The main way in which governments can help their people through this dislocation is through education systems. One of the reasons for the improvement in workers’ fortunes in the latter part of the Industrial Revolution was because schools were built to educate them—a dramatic change at the time. Now those schools themselves need to be changed, to foster the creativity that humans will need to set them apart from computers. There should be less rote-learning and more critical thinking. Technology itself will help, whether through MOOCs (massive open online courses) or even video games that simulate the skills needed for work.

The definition of “a state education” may also change.
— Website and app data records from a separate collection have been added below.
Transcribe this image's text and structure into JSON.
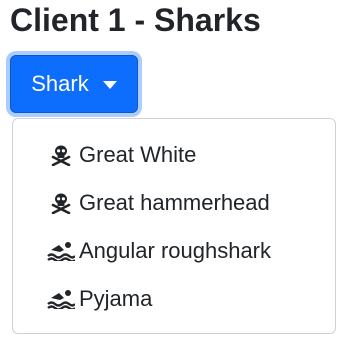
{
  "header": {
    "title": "Client 1 - Sharks"
  },
  "dropdown": {
    "toggle_label": "Shark",
    "items": [
      {
        "label": "Great White",
        "icon": "skull-crossbones-icon"
      },
      {
        "label": "Great hammerhead",
        "icon": "skull-crossbones-icon"
      },
      {
        "label": "Angular roughshark",
        "icon": "swimmer-icon"
      },
      {
        "label": "Pyjama",
        "icon": "swimmer-icon"
      }
    ]
  },
  "colors": {
    "primary": "#0d6efd",
    "text": "#212529"
  }
}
Far more money should be spent on pre-schooling, since the cognitive abilities and social skills that children learn in their first few years define much of their future potential. And adults will need continuous education. State education may well involve a year of study to be taken later in life, perhaps in stages.

Briefingではより詳しくこの動向について分析してくれています。本文は読まなくても以下の表は目を通しておいた方がいいかもしれません。今後20年間でコンピュータに取って代わられる可能性のある仕事だそうです。Technical Writerが0.89という高い可能性で載っていますので、マニュアル翻訳の仕事も近いうちになくなってしまうかもしれません(滝汗)

また、今回のBriefingはベンチャー企業を特集したSpecial Reportにつながるようです。

And although Mr Brynjolfsson and Mr McAfee rightly point out that developing the business models which make the best use of new technologies will involve trial and error and human flexibility, it is also the case that the second machine age will make such trial and error easier. It will be shockingly easy to launch a startup, bring a new product to market and sell to billions of global consumers (see article). Those who create or invest in blockbuster ideas may earn unprecedented returns as a result.


They're Watching You at Work
What happens when Big Data meets human resources? The emerging practice of "people analytics" is already transforming how employers hire, fire, and promote.
DON PECKNOV 20 2013, 9:07 PM ET